The U.S. will begin to release casualty figures from its global counterterrorism airstrikes “in the coming weeks”, according to President Barack Obama’s homeland security advisor.
Speaking at the Council on Foreign Relations, Lisa Monaco announced the coming casualty tolls, which will include combatants and civilians, and will date to 2009 when Obama took office.
The counts will then be released annually, but it is unclear if Obama’s successor will follow suit.
The tolls will not take into account airstrikes in “areas of active hostilities,” Monaco said. It could include Iraq and Syria where the U.S. has led a coalition to strike ISIL and al-Qaeda’s Syrian affiliate, the Nusra Front, as well as Afghanistan where the U.S. has been engaged militarily for more than a decade.
Beyond those theaters, the U.S. has carried out airstrikes in Yemen, Somalia, Libya, and Pakistan among others.
“It is the best way to retain the legitimacy of our counterterrorism actions and the broad support of our allies,” Monaco said, stressing that U.S. operators "do everything in their power to avoid civilian casualties”.
The policy change comes as the Air Force said it would nearly double the number of drone pilots in the 2016 fiscal year. The U.S. trained roughly 180 remotely piloted aircraft pilots in fiscal year 2015, and hopes to train 334 this fiscal year before reaching 384 by 2017.
"If we can get to 384, we will be making a big dent in the availability of pilots to fully man our crew force," Air Force Gen. Mark Welsh told reporters.
At the White House, spokesman Josh Earnest said the move demonstrates Obama's “commitment to transparency.”
"It inspires confidence in our capabilities. It also inspires confidence in our ability to carry out these actions consistent with our values," he said.
Lawmakers and rights activists have long pressed the Obama administration for greater transparency in its understanding of civilians killed as a result of counterterrorism operations, but the calls have faced significant opposition from the intelligence community.
Ken Gude, a senior fellow at the Washington-based Center for American Progress, said the policy change was prompted in large part by the prior policy being a "net negative" that was also a "strategic problem for the United States."
"It has fostered what I think is an inaccurate perception that the United States is engaging in illegal lethal targeting operations," he said, "and I think when people see what the policy actually is, that it represents not just a compliance with the laws of armed conflict, but an additional level of protections against harming civilians than is even required by the laws of war, that it could go a long way in rebutting some of those claims that the United States is acting illegally," he told Anadolu Agency.

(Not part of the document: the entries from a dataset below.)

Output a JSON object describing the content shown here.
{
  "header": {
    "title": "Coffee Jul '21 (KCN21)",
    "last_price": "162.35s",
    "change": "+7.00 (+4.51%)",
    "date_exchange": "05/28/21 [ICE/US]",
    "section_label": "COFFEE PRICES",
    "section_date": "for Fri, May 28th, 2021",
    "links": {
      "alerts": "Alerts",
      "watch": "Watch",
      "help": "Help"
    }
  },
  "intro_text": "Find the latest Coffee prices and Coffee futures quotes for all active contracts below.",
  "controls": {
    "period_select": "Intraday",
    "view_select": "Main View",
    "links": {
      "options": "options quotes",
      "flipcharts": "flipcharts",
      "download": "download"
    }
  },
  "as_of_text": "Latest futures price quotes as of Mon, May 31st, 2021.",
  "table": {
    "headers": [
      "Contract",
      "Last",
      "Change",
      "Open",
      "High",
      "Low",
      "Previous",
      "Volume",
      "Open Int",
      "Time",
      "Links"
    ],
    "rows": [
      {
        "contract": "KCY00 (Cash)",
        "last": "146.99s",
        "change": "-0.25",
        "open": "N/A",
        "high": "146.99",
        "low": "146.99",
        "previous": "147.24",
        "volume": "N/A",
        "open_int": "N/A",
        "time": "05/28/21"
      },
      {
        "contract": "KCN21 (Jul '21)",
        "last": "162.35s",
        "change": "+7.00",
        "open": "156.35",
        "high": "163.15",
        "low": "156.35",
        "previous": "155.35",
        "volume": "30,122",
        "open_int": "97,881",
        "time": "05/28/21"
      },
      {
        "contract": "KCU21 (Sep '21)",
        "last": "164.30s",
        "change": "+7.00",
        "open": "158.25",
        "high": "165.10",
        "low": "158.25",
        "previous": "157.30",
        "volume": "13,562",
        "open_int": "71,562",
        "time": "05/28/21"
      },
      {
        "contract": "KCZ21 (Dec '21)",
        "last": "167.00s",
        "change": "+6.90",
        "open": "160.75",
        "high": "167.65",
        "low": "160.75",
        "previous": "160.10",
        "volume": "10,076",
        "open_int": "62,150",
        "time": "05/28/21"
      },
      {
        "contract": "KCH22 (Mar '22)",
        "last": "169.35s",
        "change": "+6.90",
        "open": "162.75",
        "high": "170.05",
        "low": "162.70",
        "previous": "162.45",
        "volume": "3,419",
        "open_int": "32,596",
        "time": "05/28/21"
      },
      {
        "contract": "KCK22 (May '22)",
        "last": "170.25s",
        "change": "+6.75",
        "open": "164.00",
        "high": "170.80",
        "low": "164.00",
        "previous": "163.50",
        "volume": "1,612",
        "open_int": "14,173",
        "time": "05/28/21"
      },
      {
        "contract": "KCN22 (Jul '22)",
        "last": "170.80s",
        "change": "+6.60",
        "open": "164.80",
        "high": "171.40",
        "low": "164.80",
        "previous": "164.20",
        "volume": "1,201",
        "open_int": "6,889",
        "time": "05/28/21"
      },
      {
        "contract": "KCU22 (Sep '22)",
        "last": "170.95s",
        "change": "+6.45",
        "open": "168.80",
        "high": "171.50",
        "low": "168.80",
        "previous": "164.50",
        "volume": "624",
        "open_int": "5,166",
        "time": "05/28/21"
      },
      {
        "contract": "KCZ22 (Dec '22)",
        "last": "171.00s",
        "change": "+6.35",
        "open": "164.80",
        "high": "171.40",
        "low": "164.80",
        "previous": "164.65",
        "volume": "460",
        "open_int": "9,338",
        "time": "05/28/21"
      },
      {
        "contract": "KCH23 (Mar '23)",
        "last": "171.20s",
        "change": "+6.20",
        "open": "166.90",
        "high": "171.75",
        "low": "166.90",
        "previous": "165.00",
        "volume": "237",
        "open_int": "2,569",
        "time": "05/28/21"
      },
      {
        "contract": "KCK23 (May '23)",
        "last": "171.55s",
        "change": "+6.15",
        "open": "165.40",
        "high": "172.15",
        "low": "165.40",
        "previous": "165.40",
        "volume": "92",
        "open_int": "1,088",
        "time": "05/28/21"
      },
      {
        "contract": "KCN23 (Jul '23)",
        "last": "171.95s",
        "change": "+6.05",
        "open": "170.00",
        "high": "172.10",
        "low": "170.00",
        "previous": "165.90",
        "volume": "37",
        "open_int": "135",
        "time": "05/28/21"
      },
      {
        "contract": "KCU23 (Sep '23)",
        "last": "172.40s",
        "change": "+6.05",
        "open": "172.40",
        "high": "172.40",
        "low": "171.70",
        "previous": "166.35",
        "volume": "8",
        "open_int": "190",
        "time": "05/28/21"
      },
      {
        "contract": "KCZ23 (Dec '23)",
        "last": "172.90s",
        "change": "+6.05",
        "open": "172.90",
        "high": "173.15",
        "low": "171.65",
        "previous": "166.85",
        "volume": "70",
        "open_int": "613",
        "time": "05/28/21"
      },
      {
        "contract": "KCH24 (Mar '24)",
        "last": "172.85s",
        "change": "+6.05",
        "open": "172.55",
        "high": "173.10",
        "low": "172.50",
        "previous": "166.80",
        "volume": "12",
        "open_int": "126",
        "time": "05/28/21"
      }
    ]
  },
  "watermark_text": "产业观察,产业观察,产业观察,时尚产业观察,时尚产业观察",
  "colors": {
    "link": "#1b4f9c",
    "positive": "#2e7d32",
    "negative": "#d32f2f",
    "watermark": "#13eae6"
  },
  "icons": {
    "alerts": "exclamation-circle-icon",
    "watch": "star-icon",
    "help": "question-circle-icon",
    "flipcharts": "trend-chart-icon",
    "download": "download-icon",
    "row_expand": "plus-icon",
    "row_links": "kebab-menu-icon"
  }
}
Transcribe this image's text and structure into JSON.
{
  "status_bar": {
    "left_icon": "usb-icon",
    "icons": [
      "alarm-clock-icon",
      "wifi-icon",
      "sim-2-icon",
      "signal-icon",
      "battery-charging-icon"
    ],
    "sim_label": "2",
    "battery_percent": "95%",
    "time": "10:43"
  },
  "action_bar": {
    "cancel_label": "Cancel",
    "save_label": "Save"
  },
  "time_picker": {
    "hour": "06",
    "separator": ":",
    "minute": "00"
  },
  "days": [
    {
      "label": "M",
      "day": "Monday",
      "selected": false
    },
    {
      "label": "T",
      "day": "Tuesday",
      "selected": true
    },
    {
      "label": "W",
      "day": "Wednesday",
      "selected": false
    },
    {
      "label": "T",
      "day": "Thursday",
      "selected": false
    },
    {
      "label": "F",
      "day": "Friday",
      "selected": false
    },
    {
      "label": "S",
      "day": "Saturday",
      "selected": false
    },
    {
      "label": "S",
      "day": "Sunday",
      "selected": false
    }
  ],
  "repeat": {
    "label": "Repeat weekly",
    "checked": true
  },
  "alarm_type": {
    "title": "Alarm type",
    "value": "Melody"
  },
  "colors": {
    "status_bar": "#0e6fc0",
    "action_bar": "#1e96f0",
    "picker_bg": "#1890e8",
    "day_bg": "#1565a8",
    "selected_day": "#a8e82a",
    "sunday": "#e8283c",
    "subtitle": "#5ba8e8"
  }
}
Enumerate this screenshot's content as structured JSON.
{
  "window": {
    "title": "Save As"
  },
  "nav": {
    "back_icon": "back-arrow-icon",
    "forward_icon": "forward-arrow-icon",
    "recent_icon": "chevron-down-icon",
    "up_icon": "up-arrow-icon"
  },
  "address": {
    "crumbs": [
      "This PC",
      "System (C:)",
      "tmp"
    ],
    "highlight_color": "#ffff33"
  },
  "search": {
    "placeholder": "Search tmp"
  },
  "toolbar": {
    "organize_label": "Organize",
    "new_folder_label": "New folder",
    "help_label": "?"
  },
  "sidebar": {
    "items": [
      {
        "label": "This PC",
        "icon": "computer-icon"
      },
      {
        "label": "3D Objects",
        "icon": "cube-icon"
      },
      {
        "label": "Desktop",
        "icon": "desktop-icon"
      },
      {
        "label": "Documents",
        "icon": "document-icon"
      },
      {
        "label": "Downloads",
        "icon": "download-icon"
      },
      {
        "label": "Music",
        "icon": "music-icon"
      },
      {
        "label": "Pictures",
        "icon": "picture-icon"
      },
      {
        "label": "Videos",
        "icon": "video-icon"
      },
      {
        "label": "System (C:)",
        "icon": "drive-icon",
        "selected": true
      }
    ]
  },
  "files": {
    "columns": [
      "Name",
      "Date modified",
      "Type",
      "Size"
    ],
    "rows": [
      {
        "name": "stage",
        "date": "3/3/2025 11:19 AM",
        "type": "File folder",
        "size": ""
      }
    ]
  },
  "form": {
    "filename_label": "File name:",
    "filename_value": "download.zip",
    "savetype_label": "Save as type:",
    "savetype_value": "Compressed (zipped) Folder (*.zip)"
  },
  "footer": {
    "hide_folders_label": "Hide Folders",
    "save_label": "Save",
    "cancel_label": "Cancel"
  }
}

He added that the likelihood the policy lives on beyond the Obama administration "depends on which party wins" this year's presidential elections. "It's almost impossible to see any Republican carrying on almost any of the policies that President Obama has implemented," he said.Last Mod: 08 Mart 2016, 09:14